• **WHAT IS REQUIRED**
Here the job is to restate every entry word for word.

• **INPUT FOR THIS TASK**
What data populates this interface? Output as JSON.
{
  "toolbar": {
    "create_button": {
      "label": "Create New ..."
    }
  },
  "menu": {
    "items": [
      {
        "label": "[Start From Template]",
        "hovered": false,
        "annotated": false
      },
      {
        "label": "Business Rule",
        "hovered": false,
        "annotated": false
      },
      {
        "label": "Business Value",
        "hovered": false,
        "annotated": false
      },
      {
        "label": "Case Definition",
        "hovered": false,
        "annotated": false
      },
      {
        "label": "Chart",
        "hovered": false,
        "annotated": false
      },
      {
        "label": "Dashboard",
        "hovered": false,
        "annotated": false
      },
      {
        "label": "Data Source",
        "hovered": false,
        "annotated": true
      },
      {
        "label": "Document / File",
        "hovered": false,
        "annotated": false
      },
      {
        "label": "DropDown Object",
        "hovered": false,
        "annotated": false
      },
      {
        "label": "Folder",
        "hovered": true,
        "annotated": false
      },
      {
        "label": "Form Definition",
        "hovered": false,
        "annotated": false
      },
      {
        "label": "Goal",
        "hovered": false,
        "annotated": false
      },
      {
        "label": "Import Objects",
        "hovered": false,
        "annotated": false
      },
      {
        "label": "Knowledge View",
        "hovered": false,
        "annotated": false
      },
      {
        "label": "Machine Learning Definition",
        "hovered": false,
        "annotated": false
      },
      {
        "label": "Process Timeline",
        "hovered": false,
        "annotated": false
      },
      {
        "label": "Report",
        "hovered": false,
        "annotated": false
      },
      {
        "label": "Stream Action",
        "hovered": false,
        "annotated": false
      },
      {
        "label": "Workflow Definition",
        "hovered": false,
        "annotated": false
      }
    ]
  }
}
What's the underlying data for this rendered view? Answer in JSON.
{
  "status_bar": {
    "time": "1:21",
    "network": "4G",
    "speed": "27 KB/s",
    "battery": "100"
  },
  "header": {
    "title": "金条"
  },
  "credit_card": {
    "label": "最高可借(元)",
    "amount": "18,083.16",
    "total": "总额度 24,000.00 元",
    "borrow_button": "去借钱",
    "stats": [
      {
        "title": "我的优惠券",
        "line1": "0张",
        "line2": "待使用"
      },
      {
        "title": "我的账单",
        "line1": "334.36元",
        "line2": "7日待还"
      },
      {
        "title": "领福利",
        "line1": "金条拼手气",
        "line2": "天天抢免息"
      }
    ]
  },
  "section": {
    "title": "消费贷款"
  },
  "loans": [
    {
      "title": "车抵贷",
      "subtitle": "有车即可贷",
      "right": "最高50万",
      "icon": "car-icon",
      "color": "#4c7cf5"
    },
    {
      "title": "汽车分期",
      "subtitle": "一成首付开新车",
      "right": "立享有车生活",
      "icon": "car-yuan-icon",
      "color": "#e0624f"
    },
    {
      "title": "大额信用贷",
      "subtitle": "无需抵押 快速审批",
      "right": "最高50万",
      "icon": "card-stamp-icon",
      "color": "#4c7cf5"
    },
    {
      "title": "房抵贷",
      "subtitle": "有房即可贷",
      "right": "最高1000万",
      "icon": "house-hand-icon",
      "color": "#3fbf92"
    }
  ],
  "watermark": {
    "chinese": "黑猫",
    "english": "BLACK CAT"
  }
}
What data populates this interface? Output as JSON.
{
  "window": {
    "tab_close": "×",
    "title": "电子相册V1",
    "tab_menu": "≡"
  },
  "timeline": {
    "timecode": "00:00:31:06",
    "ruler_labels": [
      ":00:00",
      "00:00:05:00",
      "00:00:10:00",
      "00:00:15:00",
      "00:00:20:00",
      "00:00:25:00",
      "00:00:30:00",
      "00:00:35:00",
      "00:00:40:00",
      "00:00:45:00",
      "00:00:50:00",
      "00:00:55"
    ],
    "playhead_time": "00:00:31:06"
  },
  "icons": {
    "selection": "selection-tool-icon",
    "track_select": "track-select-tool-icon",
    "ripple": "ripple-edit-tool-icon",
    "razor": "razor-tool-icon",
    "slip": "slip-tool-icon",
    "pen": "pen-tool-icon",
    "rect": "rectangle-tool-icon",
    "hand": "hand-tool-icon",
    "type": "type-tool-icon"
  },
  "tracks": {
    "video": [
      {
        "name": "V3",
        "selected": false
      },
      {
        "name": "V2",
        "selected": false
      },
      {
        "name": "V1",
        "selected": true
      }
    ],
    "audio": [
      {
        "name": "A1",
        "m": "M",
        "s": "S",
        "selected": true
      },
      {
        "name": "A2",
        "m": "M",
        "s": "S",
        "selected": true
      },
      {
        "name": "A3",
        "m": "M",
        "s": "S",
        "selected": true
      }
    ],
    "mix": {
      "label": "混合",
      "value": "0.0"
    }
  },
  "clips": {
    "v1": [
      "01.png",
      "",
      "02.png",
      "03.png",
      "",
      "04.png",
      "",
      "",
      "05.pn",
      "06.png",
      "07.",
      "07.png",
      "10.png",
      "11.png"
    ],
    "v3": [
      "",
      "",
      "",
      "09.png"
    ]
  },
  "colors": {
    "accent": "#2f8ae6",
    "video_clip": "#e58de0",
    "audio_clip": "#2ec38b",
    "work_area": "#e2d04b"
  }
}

• **TASK SOLUTION**
What data populates this interface? Output as JSON.
{
  "toolbar": {
    "create_button": {
      "label": "Create New ..."
    }
  },
  "menu": {
    "items": [
      {
        "label": "[Start From Template]",
        "hovered": false,
        "annotated": false
      },
      {
        "label": "Business Rule",
        "hovered": false,
        "annotated": false
      },
      {
        "label": "Business Value",
        "hovered": false,
        "annotated": false
      },
      {
        "label": "Case Definition",
        "hovered": false,
        "annotated": false
      },
      {
        "label": "Chart",
        "hovered": false,
        "annotated": false
      },
      {
        "label": "Dashboard",
        "hovered": false,
        "annotated": false
      },
      {
        "label": "Data Source",
        "hovered": false,
        "annotated": true
      },
      {
        "label": "Document / File",
        "hovered": false,
        "annotated": false
      },
      {
        "label": "DropDown Object",
        "hovered": false,
        "annotated": false
      },
      {
        "label": "Folder",
        "hovered": true,
        "annotated": false
      },
      {
        "label": "Form Definition",
        "hovered": false,
        "annotated": false
      },
      {
        "label": "Goal",
        "hovered": false,
        "annotated": false
      },
      {
        "label": "Import Objects",
        "hovered": false,
        "annotated": false
      },
      {
        "label": "Knowledge View",
        "hovered": false,
        "annotated": false
      },
      {
        "label": "Machine Learning Definition",
        "hovered": false,
        "annotated": false
      },
      {
        "label": "Process Timeline",
        "hovered": false,
        "annotated": false
      },
      {
        "label": "Report",
        "hovered": false,
        "annotated": false
      },
      {
        "label": "Stream Action",
        "hovered": false,
        "annotated": false
      },
      {
        "label": "Workflow Definition",
        "hovered": false,
        "annotated": false
      }
    ]
  }
}
What's the underlying data for this rendered view? Answer in JSON.
{
  "status_bar": {
    "time": "1:21",
    "network": "4G",
    "speed": "27 KB/s",
    "battery": "100"
  },
  "header": {
    "title": "金条"
  },
  "credit_card": {
    "label": "最高可借(元)",
    "amount": "18,083.16",
    "total": "总额度 24,000.00 元",
    "borrow_button": "去借钱",
    "stats": [
      {
        "title": "我的优惠券",
        "line1": "0张",
        "line2": "待使用"
      },
      {
        "title": "我的账单",
        "line1": "334.36元",
        "line2": "7日待还"
      },
      {
        "title": "领福利",
        "line1": "金条拼手气",
        "line2": "天天抢免息"
      }
    ]
  },
  "section": {
    "title": "消费贷款"
  },
  "loans": [
    {
      "title": "车抵贷",
      "subtitle": "有车即可贷",
      "right": "最高50万",
      "icon": "car-icon",
      "color": "#4c7cf5"
    },
    {
      "title": "汽车分期",
      "subtitle": "一成首付开新车",
      "right": "立享有车生活",
      "icon": "car-yuan-icon",
      "color": "#e0624f"
    },
    {
      "title": "大额信用贷",
      "subtitle": "无需抵押 快速审批",
      "right": "最高50万",
      "icon": "card-stamp-icon",
      "color": "#4c7cf5"
    },
    {
      "title": "房抵贷",
      "subtitle": "有房即可贷",
      "right": "最高1000万",
      "icon": "house-hand-icon",
      "color": "#3fbf92"
    }
  ],
  "watermark": {
    "chinese": "黑猫",
    "english": "BLACK CAT"
  }
}
What data populates this interface? Output as JSON.
{
  "window": {
    "tab_close": "×",
    "title": "电子相册V1",
    "tab_menu": "≡"
  },
  "timeline": {
    "timecode": "00:00:31:06",
    "ruler_labels": [
      ":00:00",
      "00:00:05:00",
      "00:00:10:00",
      "00:00:15:00",
      "00:00:20:00",
      "00:00:25:00",
      "00:00:30:00",
      "00:00:35:00",
      "00:00:40:00",
      "00:00:45:00",
      "00:00:50:00",
      "00:00:55"
    ],
    "playhead_time": "00:00:31:06"
  },
  "icons": {
    "selection": "selection-tool-icon",
    "track_select": "track-select-tool-icon",
    "ripple": "ripple-edit-tool-icon",
    "razor": "razor-tool-icon",
    "slip": "slip-tool-icon",
    "pen": "pen-tool-icon",
    "rect": "rectangle-tool-icon",
    "hand": "hand-tool-icon",
    "type": "type-tool-icon"
  },
  "tracks": {
    "video": [
      {
        "name": "V3",
        "selected": false
      },
      {
        "name": "V2",
        "selected": false
      },
      {
        "name": "V1",
        "selected": true
      }
    ],
    "audio": [
      {
        "name": "A1",
        "m": "M",
        "s": "S",
        "selected": true
      },
      {
        "name": "A2",
        "m": "M",
        "s": "S",
        "selected": true
      },
      {
        "name": "A3",
        "m": "M",
        "s": "S",
        "selected": true
      }
    ],
    "mix": {
      "label": "混合",
      "value": "0.0"
    }
  },
  "clips": {
    "v1": [
      "01.png",
      "",
      "02.png",
      "03.png",
      "",
      "04.png",
      "",
      "",
      "05.pn",
      "06.png",
      "07.",
      "07.png",
      "10.png",
      "11.png"
    ],
    "v3": [
      "",
      "",
      "",
      "09.png"
    ]
  },
  "colors": {
    "accent": "#2f8ae6",
    "video_clip": "#e58de0",
    "audio_clip": "#2ec38b",
    "work_area": "#e2d04b"
  }
}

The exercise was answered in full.